Exercise directions: Write out each entry once more so that it matches the original exactly.

=======

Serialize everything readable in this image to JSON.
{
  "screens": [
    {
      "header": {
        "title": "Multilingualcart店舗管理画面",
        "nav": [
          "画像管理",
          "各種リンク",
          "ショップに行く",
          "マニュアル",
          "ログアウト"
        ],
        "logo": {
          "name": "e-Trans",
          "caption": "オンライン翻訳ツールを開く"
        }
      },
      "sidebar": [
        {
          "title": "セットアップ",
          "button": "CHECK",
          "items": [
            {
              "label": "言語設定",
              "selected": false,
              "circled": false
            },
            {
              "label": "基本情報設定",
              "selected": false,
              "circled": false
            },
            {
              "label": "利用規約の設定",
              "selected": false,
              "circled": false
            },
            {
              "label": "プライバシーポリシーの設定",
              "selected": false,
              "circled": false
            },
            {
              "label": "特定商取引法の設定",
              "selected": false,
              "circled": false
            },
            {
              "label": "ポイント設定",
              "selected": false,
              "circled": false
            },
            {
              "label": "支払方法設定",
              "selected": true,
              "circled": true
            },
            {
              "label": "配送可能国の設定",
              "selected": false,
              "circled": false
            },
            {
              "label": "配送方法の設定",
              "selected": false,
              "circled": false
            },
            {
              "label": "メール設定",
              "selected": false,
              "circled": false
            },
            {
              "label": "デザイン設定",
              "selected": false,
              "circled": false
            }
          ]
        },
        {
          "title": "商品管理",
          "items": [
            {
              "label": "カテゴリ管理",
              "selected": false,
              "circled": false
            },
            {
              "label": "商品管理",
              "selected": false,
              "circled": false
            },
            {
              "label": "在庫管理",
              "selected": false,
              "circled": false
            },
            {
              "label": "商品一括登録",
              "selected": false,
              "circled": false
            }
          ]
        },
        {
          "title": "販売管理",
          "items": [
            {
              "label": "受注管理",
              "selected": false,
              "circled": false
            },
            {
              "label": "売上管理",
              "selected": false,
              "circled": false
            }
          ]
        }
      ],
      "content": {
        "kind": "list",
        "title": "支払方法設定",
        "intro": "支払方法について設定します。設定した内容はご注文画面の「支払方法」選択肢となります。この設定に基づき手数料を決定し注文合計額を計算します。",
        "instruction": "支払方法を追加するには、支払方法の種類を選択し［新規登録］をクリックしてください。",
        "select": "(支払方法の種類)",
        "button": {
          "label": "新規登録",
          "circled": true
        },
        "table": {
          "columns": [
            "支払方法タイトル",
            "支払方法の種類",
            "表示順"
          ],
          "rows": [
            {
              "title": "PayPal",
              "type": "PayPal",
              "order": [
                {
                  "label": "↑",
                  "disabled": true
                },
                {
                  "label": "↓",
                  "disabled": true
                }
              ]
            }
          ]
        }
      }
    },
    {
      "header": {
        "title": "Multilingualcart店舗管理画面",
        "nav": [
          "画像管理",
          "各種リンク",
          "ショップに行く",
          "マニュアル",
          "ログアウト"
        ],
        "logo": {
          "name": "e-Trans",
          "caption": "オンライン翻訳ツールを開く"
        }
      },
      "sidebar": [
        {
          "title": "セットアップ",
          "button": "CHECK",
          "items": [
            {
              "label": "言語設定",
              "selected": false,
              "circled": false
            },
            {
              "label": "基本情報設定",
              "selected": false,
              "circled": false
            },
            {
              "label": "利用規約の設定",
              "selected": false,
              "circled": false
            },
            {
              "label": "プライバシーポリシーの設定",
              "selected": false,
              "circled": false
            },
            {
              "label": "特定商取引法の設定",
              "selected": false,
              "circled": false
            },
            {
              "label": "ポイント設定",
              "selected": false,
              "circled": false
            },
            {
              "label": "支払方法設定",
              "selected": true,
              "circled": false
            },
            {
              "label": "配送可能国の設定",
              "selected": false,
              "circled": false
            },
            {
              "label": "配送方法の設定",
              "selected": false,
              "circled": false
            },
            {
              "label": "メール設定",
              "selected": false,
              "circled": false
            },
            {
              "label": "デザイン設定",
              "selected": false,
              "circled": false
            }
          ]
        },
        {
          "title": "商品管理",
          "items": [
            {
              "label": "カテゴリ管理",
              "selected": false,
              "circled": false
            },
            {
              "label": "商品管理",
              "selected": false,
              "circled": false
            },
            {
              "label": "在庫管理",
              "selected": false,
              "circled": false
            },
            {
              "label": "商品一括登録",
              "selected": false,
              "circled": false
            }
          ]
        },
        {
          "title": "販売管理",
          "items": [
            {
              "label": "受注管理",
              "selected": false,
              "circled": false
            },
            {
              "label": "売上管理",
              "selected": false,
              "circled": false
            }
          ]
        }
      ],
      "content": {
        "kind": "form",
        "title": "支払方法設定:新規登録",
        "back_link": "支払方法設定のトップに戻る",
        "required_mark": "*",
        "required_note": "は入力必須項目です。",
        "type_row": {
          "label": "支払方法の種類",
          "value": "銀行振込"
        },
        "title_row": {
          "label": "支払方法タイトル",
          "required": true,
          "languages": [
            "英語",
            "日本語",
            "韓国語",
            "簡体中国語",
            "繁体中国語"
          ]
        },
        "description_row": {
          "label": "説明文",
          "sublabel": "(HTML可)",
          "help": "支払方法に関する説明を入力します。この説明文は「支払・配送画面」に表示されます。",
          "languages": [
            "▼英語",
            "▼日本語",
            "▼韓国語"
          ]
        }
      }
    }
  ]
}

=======

Written answer:
Serialize everything readable in this image to JSON.
{
  "screens": [
    {
      "header": {
        "title": "Multilingualcart店舗管理画面",
        "nav": [
          "画像管理",
          "各種リンク",
          "ショップに行く",
          "マニュアル",
          "ログアウト"
        ],
        "logo": {
          "name": "e-Trans",
          "caption": "オンライン翻訳ツールを開く"
        }
      },
      "sidebar": [
        {
          "title": "セットアップ",
          "button": "CHECK",
          "items": [
            {
              "label": "言語設定",
              "selected": false,
              "circled": false
            },
            {
              "label": "基本情報設定",
              "selected": false,
              "circled": false
            },
            {
              "label": "利用規約の設定",
              "selected": false,
              "circled": false
            },
            {
              "label": "プライバシーポリシーの設定",
              "selected": false,
              "circled": false
            },
            {
              "label": "特定商取引法の設定",
              "selected": false,
              "circled": false
            },
            {
              "label": "ポイント設定",
              "selected": false,
              "circled": false
            },
            {
              "label": "支払方法設定",
              "selected": true,
              "circled": true
            },
            {
              "label": "配送可能国の設定",
              "selected": false,
              "circled": false
            },
            {
              "label": "配送方法の設定",
              "selected": false,
              "circled": false
            },
            {
              "label": "メール設定",
              "selected": false,
              "circled": false
            },
            {
              "label": "デザイン設定",
              "selected": false,
              "circled": false
            }
          ]
        },
        {
          "title": "商品管理",
          "items": [
            {
              "label": "カテゴリ管理",
              "selected": false,
              "circled": false
            },
            {
              "label": "商品管理",
              "selected": false,
              "circled": false
            },
            {
              "label": "在庫管理",
              "selected": false,
              "circled": false
            },
            {
              "label": "商品一括登録",
              "selected": false,
              "circled": false
            }
          ]
        },
        {
          "title": "販売管理",
          "items": [
            {
              "label": "受注管理",
              "selected": false,
              "circled": false
            },
            {
              "label": "売上管理",
              "selected": false,
              "circled": false
            }
          ]
        }
      ],
      "content": {
        "kind": "list",
        "title": "支払方法設定",
        "intro": "支払方法について設定します。設定した内容はご注文画面の「支払方法」選択肢となります。この設定に基づき手数料を決定し注文合計額を計算します。",
        "instruction": "支払方法を追加するには、支払方法の種類を選択し［新規登録］をクリックしてください。",
        "select": "(支払方法の種類)",
        "button": {
          "label": "新規登録",
          "circled": true
        },
        "table": {
          "columns": [
            "支払方法タイトル",
            "支払方法の種類",
            "表示順"
          ],
          "rows": [
            {
              "title": "PayPal",
              "type": "PayPal",
              "order": [
                {
                  "label": "↑",
                  "disabled": true
                },
                {
                  "label": "↓",
                  "disabled": true
                }
              ]
            }
          ]
        }
      }
    },
    {
      "header": {
        "title": "Multilingualcart店舗管理画面",
        "nav": [
          "画像管理",
          "各種リンク",
          "ショップに行く",
          "マニュアル",
          "ログアウト"
        ],
        "logo": {
          "name": "e-Trans",
          "caption": "オンライン翻訳ツールを開く"
        }
      },
      "sidebar": [
        {
          "title": "セットアップ",
          "button": "CHECK",
          "items": [
            {
              "label": "言語設定",
              "selected": false,
              "circled": false
            },
            {
              "label": "基本情報設定",
              "selected": false,
              "circled": false
            },
            {
              "label": "利用規約の設定",
              "selected": false,
              "circled": false
            },
            {
              "label": "プライバシーポリシーの設定",
              "selected": false,
              "circled": false
            },
            {
              "label": "特定商取引法の設定",
              "selected": false,
              "circled": false
            },
            {
              "label": "ポイント設定",
              "selected": false,
              "circled": false
            },
            {
              "label": "支払方法設定",
              "selected": true,
              "circled": false
            },
            {
              "label": "配送可能国の設定",
              "selected": false,
              "circled": false
            },
            {
              "label": "配送方法の設定",
              "selected": false,
              "circled": false
            },
            {
              "label": "メール設定",
              "selected": false,
              "circled": false
            },
            {
              "label": "デザイン設定",
              "selected": false,
              "circled": false
            }
          ]
        },
        {
          "title": "商品管理",
          "items": [
            {
              "label": "カテゴリ管理",
              "selected": false,
              "circled": false
            },
            {
              "label": "商品管理",
              "selected": false,
              "circled": false
            },
            {
              "label": "在庫管理",
              "selected": false,
              "circled": false
            },
            {
              "label": "商品一括登録",
              "selected": false,
              "circled": false
            }
          ]
        },
        {
          "title": "販売管理",
          "items": [
            {
              "label": "受注管理",
              "selected": false,
              "circled": false
            },
            {
              "label": "売上管理",
              "selected": false,
              "circled": false
            }
          ]
        }
      ],
      "content": {
        "kind": "form",
        "title": "支払方法設定:新規登録",
        "back_link": "支払方法設定のトップに戻る",
        "required_mark": "*",
        "required_note": "は入力必須項目です。",
        "type_row": {
          "label": "支払方法の種類",
          "value": "銀行振込"
        },
        "title_row": {
          "label": "支払方法タイトル",
          "required": true,
          "languages": [
            "英語",
            "日本語",
            "韓国語",
            "簡体中国語",
            "繁体中国語"
          ]
        },
        "description_row": {
          "label": "説明文",
          "sublabel": "(HTML可)",
          "help": "支払方法に関する説明を入力します。この説明文は「支払・配送画面」に表示されます。",
          "languages": [
            "▼英語",
            "▼日本語",
            "▼韓国語"
          ]
        }
      }
    }
  ]
}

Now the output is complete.